Fast forward to today: Foursquare recently raised a large round of funding valuing them at $600 million. And Facebook is killing off Places.
To be clear, Facebook is not ducking out of the location game itself. In fact, you could say that they’re doubling-down on it. But they are moving away from the game that the “check-in” services have been playing. And a result of that is Places being killed off and being replaced by new “Nearby” area, as Jason outlined along with the bigger privacy changes today.
Reading over Facebook’s own post on the location changes, it wasn’t entirely clear what these changes meant for the concept of the check-in itself. But this page appears to make it a little more clear. As I read it, check-ins will remain as a part of the product, but they’ll no longer be emphasized. It seems that the hope is that people will move away from thinking of location in terms of “checking in” and instead think about it in terms of tagging your location to what ever it is you’re doing — sharing a thought, posting a picture, etc.
As the new location page makes clear, Facebook now views location usage in three main ways:
Past. Present. Future.
This is smart, as it’s something none of the other location services have really nailed yet. And now that location is being emphasized on every Facebook action (though it can easily be turned off) — and not just on mobile — a lot of people are going to use it. Location as a layer of context is about to get a big upgrade.
All of this is also smart from a location-based advertising strategy. It’s more data and more strong signals. What I’m not yet clear on is what this means for Facebook’s location-based deals service. Launched alongside Places last year, it would seem that this never really took off. And Facebook doesn’t mention it today. I’ve reached out to them to clarify.

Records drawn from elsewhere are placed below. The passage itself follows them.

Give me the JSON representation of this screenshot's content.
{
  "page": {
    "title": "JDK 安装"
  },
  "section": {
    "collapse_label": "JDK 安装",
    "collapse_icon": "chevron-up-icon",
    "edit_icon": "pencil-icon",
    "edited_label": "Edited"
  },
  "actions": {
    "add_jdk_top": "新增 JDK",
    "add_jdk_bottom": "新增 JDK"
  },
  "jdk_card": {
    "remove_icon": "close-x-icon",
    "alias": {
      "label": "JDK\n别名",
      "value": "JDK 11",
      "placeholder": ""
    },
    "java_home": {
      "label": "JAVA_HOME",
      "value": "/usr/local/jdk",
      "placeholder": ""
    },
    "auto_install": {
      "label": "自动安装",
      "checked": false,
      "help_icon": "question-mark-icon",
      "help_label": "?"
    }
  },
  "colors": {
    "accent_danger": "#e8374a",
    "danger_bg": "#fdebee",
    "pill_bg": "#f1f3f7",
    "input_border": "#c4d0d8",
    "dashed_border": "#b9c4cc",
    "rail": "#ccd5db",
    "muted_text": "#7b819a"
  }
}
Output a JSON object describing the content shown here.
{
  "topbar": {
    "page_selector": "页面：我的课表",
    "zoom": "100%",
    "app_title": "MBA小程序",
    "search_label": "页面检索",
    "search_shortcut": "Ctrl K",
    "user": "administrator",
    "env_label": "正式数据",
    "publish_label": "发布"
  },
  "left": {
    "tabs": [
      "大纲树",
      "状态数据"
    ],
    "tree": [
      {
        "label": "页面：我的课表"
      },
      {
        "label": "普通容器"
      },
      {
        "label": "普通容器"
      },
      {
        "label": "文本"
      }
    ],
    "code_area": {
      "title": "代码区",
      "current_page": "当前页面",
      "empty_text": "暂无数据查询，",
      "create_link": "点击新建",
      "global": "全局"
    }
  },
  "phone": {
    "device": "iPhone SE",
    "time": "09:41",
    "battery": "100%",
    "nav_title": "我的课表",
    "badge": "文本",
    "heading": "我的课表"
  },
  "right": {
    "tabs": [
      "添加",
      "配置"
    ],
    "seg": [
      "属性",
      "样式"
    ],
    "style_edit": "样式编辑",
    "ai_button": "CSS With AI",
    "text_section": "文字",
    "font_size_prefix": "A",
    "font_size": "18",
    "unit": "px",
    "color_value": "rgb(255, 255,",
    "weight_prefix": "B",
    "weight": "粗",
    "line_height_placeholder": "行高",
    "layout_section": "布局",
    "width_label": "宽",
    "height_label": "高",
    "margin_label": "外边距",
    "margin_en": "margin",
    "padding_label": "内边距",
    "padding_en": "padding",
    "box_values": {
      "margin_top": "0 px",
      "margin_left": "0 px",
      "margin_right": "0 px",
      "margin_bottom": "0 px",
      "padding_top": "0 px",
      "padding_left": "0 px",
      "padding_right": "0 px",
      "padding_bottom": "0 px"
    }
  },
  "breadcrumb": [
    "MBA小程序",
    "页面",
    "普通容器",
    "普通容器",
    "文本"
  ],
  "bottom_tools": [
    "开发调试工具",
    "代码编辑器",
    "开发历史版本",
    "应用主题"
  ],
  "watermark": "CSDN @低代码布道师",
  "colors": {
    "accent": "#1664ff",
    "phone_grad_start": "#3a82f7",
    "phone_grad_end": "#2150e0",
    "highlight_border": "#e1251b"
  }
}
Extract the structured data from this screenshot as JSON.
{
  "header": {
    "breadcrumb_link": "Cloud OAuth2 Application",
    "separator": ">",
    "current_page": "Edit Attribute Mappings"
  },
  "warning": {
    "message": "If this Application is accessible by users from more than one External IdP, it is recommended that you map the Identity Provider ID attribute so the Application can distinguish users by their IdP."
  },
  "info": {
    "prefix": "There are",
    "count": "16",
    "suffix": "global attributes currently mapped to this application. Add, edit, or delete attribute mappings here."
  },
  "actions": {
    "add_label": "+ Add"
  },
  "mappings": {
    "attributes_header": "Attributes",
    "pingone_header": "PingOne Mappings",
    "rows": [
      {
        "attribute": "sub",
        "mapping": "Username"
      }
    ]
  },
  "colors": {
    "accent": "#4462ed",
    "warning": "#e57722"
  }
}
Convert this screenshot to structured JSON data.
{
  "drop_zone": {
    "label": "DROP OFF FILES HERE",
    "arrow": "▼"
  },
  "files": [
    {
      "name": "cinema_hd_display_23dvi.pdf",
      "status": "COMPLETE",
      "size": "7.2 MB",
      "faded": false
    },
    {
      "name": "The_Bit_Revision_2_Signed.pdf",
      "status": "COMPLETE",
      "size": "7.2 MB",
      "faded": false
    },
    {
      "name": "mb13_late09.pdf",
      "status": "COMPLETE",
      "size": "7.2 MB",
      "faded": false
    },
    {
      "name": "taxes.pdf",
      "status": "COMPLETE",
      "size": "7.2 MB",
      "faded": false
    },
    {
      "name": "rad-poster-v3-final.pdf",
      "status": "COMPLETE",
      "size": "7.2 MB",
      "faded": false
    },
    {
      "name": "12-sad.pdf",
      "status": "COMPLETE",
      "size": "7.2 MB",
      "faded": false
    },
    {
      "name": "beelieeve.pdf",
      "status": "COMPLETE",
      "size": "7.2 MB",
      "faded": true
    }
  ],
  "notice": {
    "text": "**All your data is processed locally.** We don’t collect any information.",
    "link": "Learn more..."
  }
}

The video on the location info page details how location tagging will work. The default on facebook.com appears to be city-level, and there’s a secondary location button to add an actual venue (which is then inserted into your status message). You can also add location to photos you’ve already posted.
The video also points out that on mobile devices there will still be a check-in button, but the functionality will be different. It apparently will only exist as a part of a status update and there will be no more big blue “Check In” button that inserts your check-in into a stream of other check-ins (and again, no more Places area itself). Instead, once you select a place, it will simply be tacked on to the end of your status message.
Location sharing will also be tied to the more direct and simplified privacy changes Facebook outlined today.
Update: Here’s what Facebook has to say on the check-in deals:
Once someone tags where they are on Facebook, they will be directed to the News Feed. If the Place is offering a Check-in Deal, the title of the deal will appear below the News Feed story. You’ll then be able to click on the deal title and will then be taken to the claim flow.
Below, find the flow diagram of how it will now work.
Facebook is the world’s largest social network, with over 1 billion monthly active users. Facebook was founded by Mark Zuckerberg in February 2004, initially as an exclusive network for Harvard students. It was a huge hit: in 2 weeks, half of the schools in the Boston area began demanding a Facebook network. Zuckerberg immediately recruited his friends Dustin Moskovitz, Chris Hughes, and Eduardo Saverin to help build Facebook, and within four months, Facebook added 30 more college networks. The original...